Alternatives to Nursing
I’ve been weaning my 23-month-old for quite some time (she was only nursing before naps and nighttime) then since I’m pregnant, my milk has stopped. It’s been a rough couple of days. Is it ok to offer a pacifier as an alternative to nursing? She never took one before but seems to really need it now. Are there other ways to wean her from nursing since I cannot produce milk at this time?
Steps to Wean Your Toddler from Nursing
First, I offer you a double congratulations: being pregnant with your second baby and breastfeeding your first baby for 23 months. You will be happy to know that in recent years nutritional experts have increased the length of time they recommend, moms, to breastfeed. In fact, the World Health Organization (WHO) recommends: “At least two years of age.” Yet for you, since you’re pregnant with your next baby, your body is naturally telling you it’s time to “nurse” your baby inside and breastmilk-wean your toddler. Here are the steps I used to wean our toddlers for an alternative to nursing:
1. “Nursing” does not imply only breastfeeding.
“Nursing” means comforting. So, your challenge is to find other ways and other people to “nurse” your toddler. Yes, it’s okay to offer a pacifier but, that said, she probably won’t go for it. Also, let her simply snuggle against your breast, perhaps letting her put her little hand right on your breast, reassuring her that her familiar touch point is still available. (But since your nipples are very sensitive during pregnancy, make sure she stays well above or below your nipple with that little hand.) Oftentimes, skin-to-skin closeness, the warmth of your breast, and hearing you sing a soothing song, such as: “Go to sleep, go to sleep, go to sleep my little girl…” will be just the “nursing” she needs, especially at nighttime.
You can also continue to use your breast as a “pacifier”, but with a limit on the amount of time, she gets to suck that you agree on ahead of time.
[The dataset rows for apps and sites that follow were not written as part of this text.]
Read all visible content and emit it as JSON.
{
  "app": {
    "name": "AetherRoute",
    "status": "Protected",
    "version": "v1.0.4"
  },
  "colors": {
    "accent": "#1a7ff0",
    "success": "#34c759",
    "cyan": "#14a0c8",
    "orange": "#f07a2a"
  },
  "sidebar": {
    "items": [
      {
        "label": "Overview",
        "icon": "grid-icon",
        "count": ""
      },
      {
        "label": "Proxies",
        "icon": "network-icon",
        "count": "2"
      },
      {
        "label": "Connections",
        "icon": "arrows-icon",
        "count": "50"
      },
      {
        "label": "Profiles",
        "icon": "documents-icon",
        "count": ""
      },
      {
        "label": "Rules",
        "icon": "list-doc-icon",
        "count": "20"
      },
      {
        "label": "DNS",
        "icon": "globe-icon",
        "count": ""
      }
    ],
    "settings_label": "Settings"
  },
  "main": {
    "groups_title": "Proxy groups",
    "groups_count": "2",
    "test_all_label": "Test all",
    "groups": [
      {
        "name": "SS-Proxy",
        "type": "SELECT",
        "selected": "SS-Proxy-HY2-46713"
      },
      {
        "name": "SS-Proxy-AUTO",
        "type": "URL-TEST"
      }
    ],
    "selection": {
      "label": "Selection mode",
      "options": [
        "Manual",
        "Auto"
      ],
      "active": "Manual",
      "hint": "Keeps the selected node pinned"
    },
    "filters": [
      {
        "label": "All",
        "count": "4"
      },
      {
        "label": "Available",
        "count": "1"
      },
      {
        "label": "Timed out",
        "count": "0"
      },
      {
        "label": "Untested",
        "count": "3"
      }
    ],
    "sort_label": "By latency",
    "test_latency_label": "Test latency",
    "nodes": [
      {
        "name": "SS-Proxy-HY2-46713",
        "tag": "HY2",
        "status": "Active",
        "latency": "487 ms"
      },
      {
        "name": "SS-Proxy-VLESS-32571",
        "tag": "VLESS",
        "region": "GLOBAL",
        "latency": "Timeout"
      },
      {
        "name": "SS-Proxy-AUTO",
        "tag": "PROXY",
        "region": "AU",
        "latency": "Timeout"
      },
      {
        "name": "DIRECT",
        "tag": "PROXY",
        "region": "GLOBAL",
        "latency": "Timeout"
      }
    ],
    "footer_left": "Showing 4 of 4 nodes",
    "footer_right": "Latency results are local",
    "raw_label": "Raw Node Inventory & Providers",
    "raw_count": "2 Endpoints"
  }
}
Maybe say for as long as it takes to sing “Happy Birthday” or count slowly to ten – you will find out just how much of this nipple stimulation you can stand and not lose it. (Yes, I have a few stories!) Eventually, your toddler will get the message that your milk is all gone, and she’ll settle for simply close skin-to-skin touch and the beautiful feelings of just being rocked and soothed in your arms.
2. Father “nursing.”
What really helped me adjust to a few of our reluctant weaners was what Bill called “the hand-off” (he’s a football nut!). Yes, fathers can “nurse”. I would start by nestling our toddler against my breast and when she was about half asleep, I would hand off to Bill for the finishing touches. You’ll be surprised what goofy “nursing” methods dads can come up with. You can go to our website and download “the neck nestle” and “the warm fuzzy” to see our time-tested techniques for father nursing.
What’s most important for the family right now is for you to focus, as much as possible, your mental and physical energy on growing your new baby. It will help to remember that the term “weaning” not only means from the breast but also into other methods of comforting.
Martha Sears, RN
Martha is the mother of Dr. Bill’s eight children, a registered nurse, a former childbirth educator, a La Leche League leader, and a lactation consultant. Martha is the co-author of 25 parenting books and is a popular lecturer and media guest drawing on her 18 years of breastfeeding experience with her eight children (including Stephen with Down Syndrome and Lauren, her adopted daughter). Martha speaks frequently at national parenting conferences and is noted for her advice on how to handle the most common problems facing today’s mothers with their changing lifestyles. Martha is able to connect with both full-time, stay-at-home mothers and working mothers because she herself has experienced both styles of parenting. Martha takes great pride in referring to herself as a “professional mother” and one of her favorite quips when someone voices their concern about her having eight children in an already populated world is: “The world needs my children.”